There is no legal requirement to store your Will with a government department or registry office, and it is up to you to decide on the best place to store your Will.
Store your Will with us
If you order your Will with us we strongly recommend storage of your Will at our safe and secure offices. If you ever need to update your Will you can do so free of charge and have the amended version stored with us at no additional cost.
Fees for storage
You will receive a certificate of storage and your executors will have Custody ID Retrieval Cards which they can use when they need to retrieve your Will.
At the Principal Probate Registry
It is also possible to deposit your Will and any codicils with the High Court and have it stored at the Principal Probate Registry at the following address. The Probate Department, The Principal Registry of the Family Division, First Avenue House, 42-49 High Holborn, London, WC1V 6NP Tel: 020 7947 6948
There is a charge for storing your Will with the High Court.
With a Solicitor
Most solicitors offer fireproof storage for your Will for a fee. Storing your Will with a solicitor is ideal if you want the solicitor to be your executor. However, some people prefer to store their Will with the principal registry office, as solicitors can sometimes move offices or cease trading, and this could make your Will difficult to locate when it is needed.
At a bank
Some banks offer secure storage facilities and provide clients with the option of storing their Will for a yearly fee. However, it can be time-consuming for a loved one to access a Will that is stored at a bank. Often people have more than one bank account, and this can lead to confusion if the executor is not informed of exactly where the document is being stored.
In a safe place at home
If you choose to keep your Will at home, there is no guarantee that it will be protected from fire, theft, flooding or pests. In addition, it must be accessible to the executor. If you do decide to store your Will at home you will need to tell someone you trust where you have put it, so that it can be found when you die. This is very important, because if the original, signed Will were not found, your estate would normally be treated as if you had died intestate, and your assets might not be distributed as you would have wished.

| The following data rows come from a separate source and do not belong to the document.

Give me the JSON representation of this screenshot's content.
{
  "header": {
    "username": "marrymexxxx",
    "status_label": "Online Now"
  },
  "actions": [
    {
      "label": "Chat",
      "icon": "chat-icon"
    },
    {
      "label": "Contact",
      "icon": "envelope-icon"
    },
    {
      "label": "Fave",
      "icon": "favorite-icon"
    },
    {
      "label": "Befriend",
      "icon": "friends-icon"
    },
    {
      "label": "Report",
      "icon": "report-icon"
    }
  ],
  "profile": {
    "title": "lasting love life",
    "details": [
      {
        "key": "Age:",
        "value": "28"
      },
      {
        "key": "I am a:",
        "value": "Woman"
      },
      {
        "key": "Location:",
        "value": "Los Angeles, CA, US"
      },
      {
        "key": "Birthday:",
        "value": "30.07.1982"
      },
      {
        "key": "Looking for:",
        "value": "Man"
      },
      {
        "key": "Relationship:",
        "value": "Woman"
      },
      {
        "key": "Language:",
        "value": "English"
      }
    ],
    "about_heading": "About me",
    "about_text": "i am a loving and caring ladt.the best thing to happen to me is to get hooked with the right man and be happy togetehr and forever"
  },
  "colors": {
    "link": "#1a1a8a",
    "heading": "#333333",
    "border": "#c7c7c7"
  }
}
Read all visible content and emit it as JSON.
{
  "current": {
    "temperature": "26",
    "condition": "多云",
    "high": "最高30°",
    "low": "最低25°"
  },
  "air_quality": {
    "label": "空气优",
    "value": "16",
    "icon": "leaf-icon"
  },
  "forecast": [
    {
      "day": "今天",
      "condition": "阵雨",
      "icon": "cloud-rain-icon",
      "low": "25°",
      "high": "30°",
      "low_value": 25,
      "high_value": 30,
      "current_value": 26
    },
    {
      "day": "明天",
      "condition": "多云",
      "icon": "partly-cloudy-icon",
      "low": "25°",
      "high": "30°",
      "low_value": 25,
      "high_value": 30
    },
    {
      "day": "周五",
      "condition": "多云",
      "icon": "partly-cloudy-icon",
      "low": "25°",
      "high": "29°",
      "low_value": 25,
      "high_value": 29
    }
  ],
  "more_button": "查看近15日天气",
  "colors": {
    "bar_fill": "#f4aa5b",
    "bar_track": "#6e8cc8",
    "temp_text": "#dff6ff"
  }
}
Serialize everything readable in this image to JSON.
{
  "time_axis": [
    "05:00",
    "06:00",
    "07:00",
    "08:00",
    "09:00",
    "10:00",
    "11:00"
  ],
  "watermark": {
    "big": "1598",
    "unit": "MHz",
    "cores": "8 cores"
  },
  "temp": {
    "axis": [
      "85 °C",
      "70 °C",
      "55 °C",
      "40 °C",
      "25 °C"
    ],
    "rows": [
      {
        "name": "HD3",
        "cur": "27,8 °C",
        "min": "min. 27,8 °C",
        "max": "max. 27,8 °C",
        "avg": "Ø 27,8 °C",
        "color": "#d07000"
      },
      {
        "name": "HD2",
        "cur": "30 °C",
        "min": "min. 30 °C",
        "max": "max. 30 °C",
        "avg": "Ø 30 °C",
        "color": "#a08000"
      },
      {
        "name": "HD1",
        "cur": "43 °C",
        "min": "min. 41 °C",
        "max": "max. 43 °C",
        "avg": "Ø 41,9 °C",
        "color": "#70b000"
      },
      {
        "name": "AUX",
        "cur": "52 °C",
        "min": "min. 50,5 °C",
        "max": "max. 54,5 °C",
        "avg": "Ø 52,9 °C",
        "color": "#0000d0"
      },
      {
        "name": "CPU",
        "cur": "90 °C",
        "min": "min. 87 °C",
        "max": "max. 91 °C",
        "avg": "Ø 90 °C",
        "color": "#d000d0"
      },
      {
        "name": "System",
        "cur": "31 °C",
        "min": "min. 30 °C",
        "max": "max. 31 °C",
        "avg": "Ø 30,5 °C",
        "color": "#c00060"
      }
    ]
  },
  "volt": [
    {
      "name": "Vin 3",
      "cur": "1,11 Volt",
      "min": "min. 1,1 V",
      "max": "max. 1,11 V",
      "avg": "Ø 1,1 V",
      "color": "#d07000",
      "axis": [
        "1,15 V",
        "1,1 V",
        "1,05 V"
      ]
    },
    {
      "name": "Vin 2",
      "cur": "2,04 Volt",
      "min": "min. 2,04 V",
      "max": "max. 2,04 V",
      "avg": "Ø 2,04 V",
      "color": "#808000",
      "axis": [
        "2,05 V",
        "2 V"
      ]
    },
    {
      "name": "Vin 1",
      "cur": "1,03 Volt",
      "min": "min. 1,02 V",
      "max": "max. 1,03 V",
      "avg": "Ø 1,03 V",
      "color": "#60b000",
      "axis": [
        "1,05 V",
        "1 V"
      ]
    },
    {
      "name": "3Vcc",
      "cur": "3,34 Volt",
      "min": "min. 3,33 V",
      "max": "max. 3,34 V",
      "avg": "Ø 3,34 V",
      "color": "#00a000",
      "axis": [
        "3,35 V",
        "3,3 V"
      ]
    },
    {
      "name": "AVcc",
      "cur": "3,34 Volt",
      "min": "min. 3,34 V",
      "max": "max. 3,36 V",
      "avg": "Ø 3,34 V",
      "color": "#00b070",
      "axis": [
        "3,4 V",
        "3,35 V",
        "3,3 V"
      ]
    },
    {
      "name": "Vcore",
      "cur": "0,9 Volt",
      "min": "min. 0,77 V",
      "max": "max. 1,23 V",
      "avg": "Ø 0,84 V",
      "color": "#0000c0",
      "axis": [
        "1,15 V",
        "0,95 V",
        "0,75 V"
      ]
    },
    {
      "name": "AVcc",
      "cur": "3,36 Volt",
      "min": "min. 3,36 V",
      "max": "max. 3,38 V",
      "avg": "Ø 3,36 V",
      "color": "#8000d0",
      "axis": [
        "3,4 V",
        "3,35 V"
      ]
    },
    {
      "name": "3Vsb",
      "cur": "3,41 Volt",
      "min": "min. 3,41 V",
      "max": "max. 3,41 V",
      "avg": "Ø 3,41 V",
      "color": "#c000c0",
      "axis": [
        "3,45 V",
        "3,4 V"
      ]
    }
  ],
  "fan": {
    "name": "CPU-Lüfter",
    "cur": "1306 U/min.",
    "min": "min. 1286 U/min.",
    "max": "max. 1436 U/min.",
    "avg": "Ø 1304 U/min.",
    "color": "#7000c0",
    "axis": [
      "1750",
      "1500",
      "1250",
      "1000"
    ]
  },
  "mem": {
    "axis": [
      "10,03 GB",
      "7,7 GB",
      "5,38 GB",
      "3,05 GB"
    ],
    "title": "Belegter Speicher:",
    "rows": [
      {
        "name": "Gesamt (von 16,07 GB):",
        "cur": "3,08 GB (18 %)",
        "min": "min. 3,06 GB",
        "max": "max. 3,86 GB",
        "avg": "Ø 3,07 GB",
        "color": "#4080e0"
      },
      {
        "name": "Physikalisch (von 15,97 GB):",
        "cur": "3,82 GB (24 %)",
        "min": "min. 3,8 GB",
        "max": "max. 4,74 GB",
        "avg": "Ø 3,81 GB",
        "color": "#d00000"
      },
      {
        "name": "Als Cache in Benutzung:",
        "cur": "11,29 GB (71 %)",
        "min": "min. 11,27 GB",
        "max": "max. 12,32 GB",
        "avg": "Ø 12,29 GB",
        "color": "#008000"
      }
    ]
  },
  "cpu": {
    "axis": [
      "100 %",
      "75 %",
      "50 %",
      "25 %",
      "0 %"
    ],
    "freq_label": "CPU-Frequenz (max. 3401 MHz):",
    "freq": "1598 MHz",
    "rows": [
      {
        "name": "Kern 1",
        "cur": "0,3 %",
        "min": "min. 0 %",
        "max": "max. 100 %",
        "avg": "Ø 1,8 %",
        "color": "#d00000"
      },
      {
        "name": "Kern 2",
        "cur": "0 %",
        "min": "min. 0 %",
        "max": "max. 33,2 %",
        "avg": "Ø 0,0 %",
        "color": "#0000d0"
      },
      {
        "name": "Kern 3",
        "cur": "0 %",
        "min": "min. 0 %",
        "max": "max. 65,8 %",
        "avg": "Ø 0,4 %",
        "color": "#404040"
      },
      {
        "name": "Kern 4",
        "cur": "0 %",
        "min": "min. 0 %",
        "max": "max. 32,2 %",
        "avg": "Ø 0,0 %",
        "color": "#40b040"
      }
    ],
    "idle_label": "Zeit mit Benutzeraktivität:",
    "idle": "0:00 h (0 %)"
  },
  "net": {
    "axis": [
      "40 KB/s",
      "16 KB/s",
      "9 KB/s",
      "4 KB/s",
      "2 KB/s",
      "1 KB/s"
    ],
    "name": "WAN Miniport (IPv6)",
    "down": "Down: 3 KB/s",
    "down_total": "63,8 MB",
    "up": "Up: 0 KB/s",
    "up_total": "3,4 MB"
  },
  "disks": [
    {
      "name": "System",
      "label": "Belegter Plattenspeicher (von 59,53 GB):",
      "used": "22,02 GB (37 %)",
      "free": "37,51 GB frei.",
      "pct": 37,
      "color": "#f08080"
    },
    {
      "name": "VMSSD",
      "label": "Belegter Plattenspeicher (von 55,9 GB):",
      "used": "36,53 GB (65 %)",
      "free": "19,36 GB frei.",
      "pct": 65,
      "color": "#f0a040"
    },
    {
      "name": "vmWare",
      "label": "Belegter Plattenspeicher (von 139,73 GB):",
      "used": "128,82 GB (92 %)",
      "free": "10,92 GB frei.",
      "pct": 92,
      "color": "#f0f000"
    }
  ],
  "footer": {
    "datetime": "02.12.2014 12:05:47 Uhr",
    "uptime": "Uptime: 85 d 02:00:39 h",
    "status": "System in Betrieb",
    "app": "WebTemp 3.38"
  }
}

Wherever you choose to store your Will, it is essential that you store it in a safe place and make the executor aware of where the document is and how they can access it.